[Opening INPUT DATA section]
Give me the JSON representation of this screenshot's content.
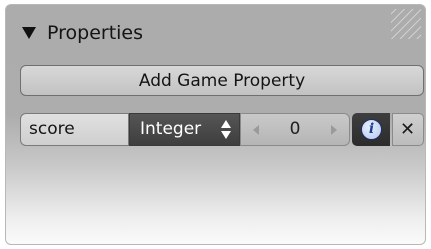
{
  "panel": {
    "title": "Properties",
    "collapse_icon": "triangle-down",
    "grip_icon": "drag-grip"
  },
  "add_button": {
    "label": "Add Game Property"
  },
  "properties": [
    {
      "name": "score",
      "type": "Integer",
      "value": "0",
      "info_icon": "info",
      "remove_icon": "close-x"
    }
  ],
  "colors": {
    "panel_bg": "#adadad",
    "type_select_bg": "#4a4a4a",
    "info_bg": "#333333",
    "info_glyph": "#1d3f93"
  }
}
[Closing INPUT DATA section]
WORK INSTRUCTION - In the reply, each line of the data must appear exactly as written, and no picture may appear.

COMPLETED TASK -
Give me the JSON representation of this screenshot's content.
{
  "panel": {
    "title": "Properties",
    "collapse_icon": "triangle-down",
    "grip_icon": "drag-grip"
  },
  "add_button": {
    "label": "Add Game Property"
  },
  "properties": [
    {
      "name": "score",
      "type": "Integer",
      "value": "0",
      "info_icon": "info",
      "remove_icon": "close-x"
    }
  ],
  "colors": {
    "panel_bg": "#adadad",
    "type_select_bg": "#4a4a4a",
    "info_bg": "#333333",
    "info_glyph": "#1d3f93"
  }
}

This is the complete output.